Work request:
The whole listing is to be restated word for word with no images.

Available data:
+ + +

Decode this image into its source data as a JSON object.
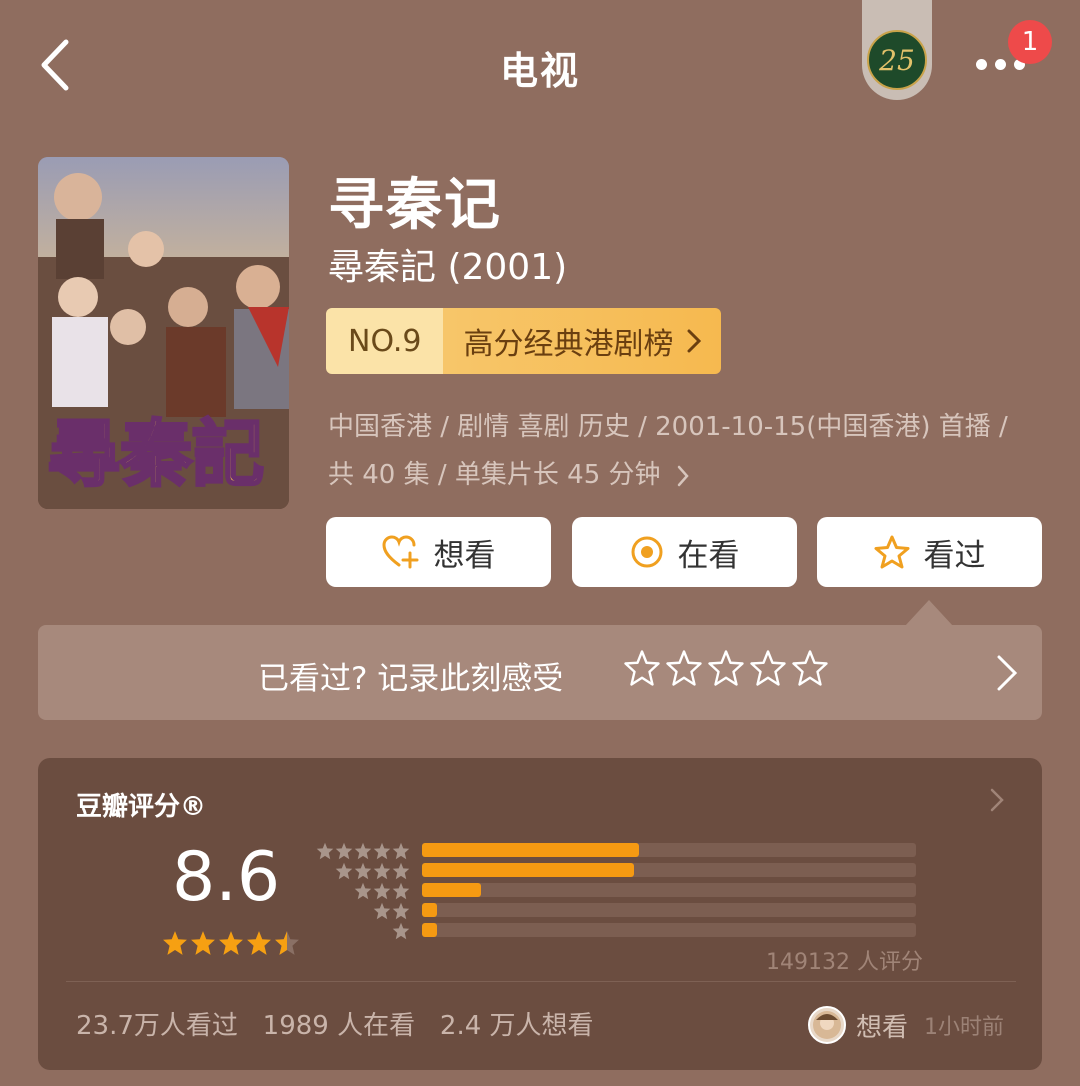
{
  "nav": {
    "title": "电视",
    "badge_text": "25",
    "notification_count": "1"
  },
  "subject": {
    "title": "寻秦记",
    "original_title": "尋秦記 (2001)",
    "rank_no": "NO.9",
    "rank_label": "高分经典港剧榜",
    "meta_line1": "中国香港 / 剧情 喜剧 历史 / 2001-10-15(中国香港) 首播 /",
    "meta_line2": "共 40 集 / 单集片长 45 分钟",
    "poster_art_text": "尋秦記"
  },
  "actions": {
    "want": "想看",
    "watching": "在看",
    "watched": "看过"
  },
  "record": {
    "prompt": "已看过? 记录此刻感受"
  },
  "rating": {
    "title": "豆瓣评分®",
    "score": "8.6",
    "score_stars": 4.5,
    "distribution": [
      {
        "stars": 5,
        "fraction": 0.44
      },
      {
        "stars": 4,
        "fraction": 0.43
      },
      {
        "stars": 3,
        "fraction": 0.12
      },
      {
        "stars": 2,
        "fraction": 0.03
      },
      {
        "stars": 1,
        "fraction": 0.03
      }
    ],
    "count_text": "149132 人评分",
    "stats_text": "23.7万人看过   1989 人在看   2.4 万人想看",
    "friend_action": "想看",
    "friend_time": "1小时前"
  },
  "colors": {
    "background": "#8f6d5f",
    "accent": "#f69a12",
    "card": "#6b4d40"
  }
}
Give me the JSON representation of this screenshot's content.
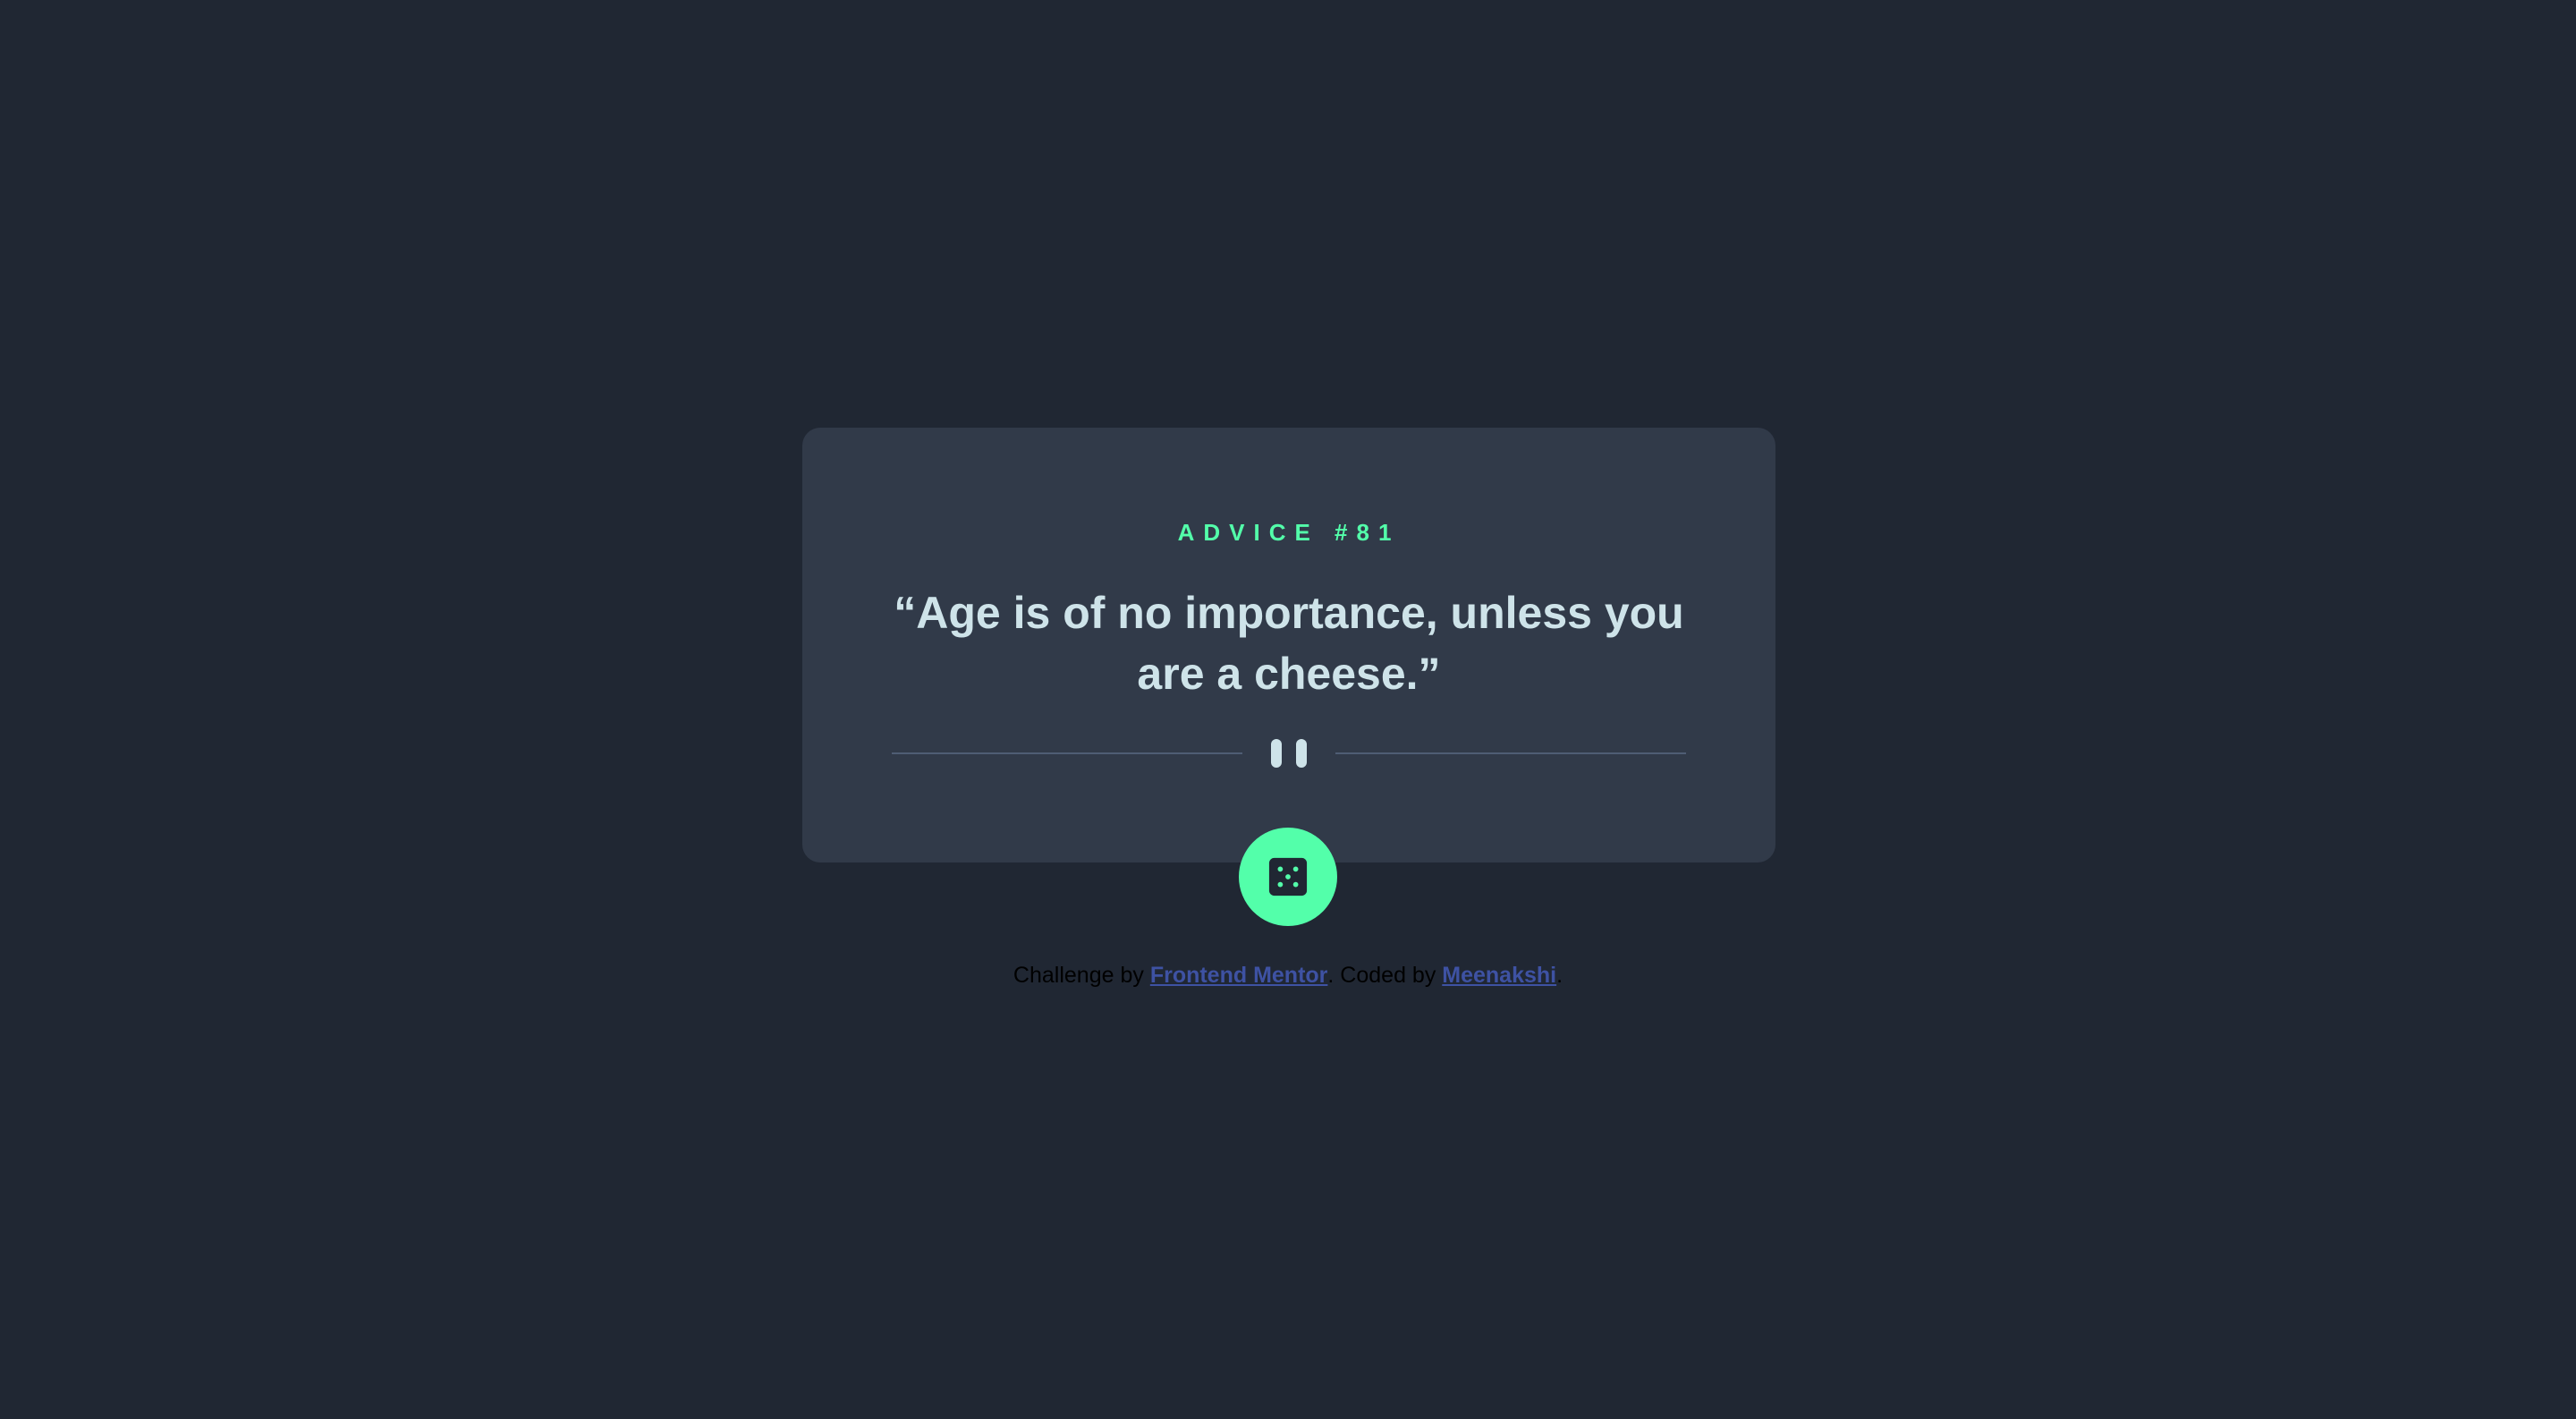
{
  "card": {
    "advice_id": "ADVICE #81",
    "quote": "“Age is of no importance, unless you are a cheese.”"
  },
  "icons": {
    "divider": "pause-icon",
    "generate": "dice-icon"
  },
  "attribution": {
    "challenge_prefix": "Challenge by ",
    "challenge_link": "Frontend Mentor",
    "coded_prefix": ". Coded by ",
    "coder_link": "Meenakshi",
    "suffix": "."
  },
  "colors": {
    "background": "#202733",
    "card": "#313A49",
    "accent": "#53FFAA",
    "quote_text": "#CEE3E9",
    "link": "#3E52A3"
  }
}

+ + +

Solution:
Decode this image into its source data as a JSON object.
{
  "nav": {
    "title": "电视",
    "badge_text": "25",
    "notification_count": "1"
  },
  "subject": {
    "title": "寻秦记",
    "original_title": "尋秦記 (2001)",
    "rank_no": "NO.9",
    "rank_label": "高分经典港剧榜",
    "meta_line1": "中国香港 / 剧情 喜剧 历史 / 2001-10-15(中国香港) 首播 /",
    "meta_line2": "共 40 集 / 单集片长 45 分钟",
    "poster_art_text": "尋秦記"
  },
  "actions": {
    "want": "想看",
    "watching": "在看",
    "watched": "看过"
  },
  "record": {
    "prompt": "已看过? 记录此刻感受"
  },
  "rating": {
    "title": "豆瓣评分®",
    "score": "8.6",
    "score_stars": 4.5,
    "distribution": [
      {
        "stars": 5,
        "fraction": 0.44
      },
      {
        "stars": 4,
        "fraction": 0.43
      },
      {
        "stars": 3,
        "fraction": 0.12
      },
      {
        "stars": 2,
        "fraction": 0.03
      },
      {
        "stars": 1,
        "fraction": 0.03
      }
    ],
    "count_text": "149132 人评分",
    "stats_text": "23.7万人看过   1989 人在看   2.4 万人想看",
    "friend_action": "想看",
    "friend_time": "1小时前"
  },
  "colors": {
    "background": "#8f6d5f",
    "accent": "#f69a12",
    "card": "#6b4d40"
  }
}
Give me the JSON representation of this screenshot's content.
{
  "card": {
    "advice_id": "ADVICE #81",
    "quote": "“Age is of no importance, unless you are a cheese.”"
  },
  "icons": {
    "divider": "pause-icon",
    "generate": "dice-icon"
  },
  "attribution": {
    "challenge_prefix": "Challenge by ",
    "challenge_link": "Frontend Mentor",
    "coded_prefix": ". Coded by ",
    "coder_link": "Meenakshi",
    "suffix": "."
  },
  "colors": {
    "background": "#202733",
    "card": "#313A49",
    "accent": "#53FFAA",
    "quote_text": "#CEE3E9",
    "link": "#3E52A3"
  }
}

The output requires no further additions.